Having walked into a bar, the barman served a dangling participle. [source]
So this zeugma came into a bar and some money … [source]
I have to admit that I didn’t know what zeugma meant (did you) but was sufficiently motivated to Google it and then understood that last tweet – and have expanded my vocabulary:-)
The Guardian is renowned for its headlines. As described in the Guardian style guide:
In the 1970s and 80s the Guardian suffered from a reputation for excruciating puns; today, we want to be known for clever, original and witty headlines.
In addition the Guardian is also famous for its cartoon’s especially those made by Steve Bell. An example of how a political point can be made in a single image is illustrated in this cartoon from the Steve Bell: Bell Époque – in pictures article published in the Guardian (25 May 2011). If you are a Guardian reader of a particular age this cartoon of Margaret Thatcher, Geoffrey Howe and Michael Hesletine published in 1990 will still, 22 years on (!) still bring back strong memories of those Thatcherite times.
As I do not have any drawing skills I also felt that being able to communicate using cartoon was not foe me. However I was recently introduced to Pixton and decided to give this cartoon creation tool a try.
The aim of the cartoon was to explain succinctly and visually the origin of the term “Content is king” and how it was challenged by the notion that “Communications is king“; how communication channels are of little value unless there is a significant community of users and how such a community may leave an established and thriving service if alternatives are provided and adopted. In light of such complexities, rather than seeking to identify a single best environment, there is a need to acknowledge that that a variety of tools will be used to reflect different user preferences, functionality and, indeed trends and fashions. Or to put it briefly: “Context is king“.
Cartoon 1: [source] (35 words)
Cartoon 2: [source] (46 words)

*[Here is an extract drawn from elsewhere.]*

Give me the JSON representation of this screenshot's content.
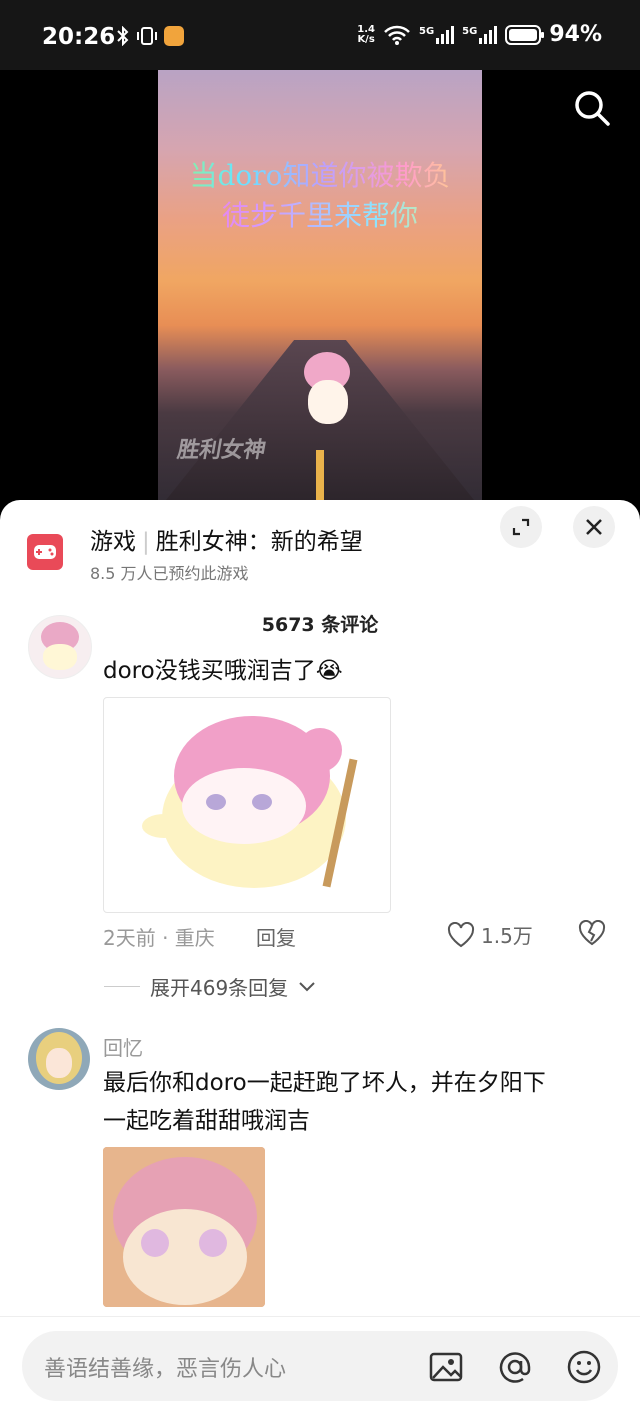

Cartoon 3: [source] (37 words)
Cartoon 4: [source] (44 words)
This came to a total of 162 words. But what Steve Wheeler actually said, in 183 words, was:
In essence, Kozma and McLuhan both believed that context (i.e. the tools, the media), were at least as important as the content they delivered, whilst Clark agreed with Gates that the content was king. Increasingly, in today’s digital age, many of us are following Clark’s perspective, focusing on content, without paying much attention to the tools we use to make sense of it. In some ways, this is a natural progression, because tools and technologies are becoming more transparent and easy to use without too much thought. Yet in focusing on the content, as McLuhan warned, we may miss the entire message. Highly digitally literate individuals are able to communicate effectively across several platforms without loss of power or nuance. This is known as ‘transliteracy’, a sophisticated grasp of the affordances of the media and technologies that is becoming the passport to success for today’s digital learner and scholar. Transliteracy goes beyond content, and exploits the power and potential of many different tools and services, giving the user an edge over content, enabling them to connect, communicate, consume, create and collaborate more effectively.
Of course both approaches can be equally valid – after all, context is king.
The question I am now asking myself is whether I should continue to make use of Pixton? This post contains the first four cartoons I created. I am conscious of the stereotypes in the characters) bearded professor advising bright young (white) female student. I wonder how easy it is to edit the characters and the scenes in Pixton. Hmm, it seems it’s very easy:
Note: the cartoons as well as the text in this blog post is provided under a Creative Commons licence. The image from The Guardian has been used to illustrate the power of a cartoon. A link has been provided to the source material. It is not felt that use of this cartoon will deprive the Guardian or the cartoonist of funding or undermine their status. However the cartoon will be removed if the copyright holder requests this.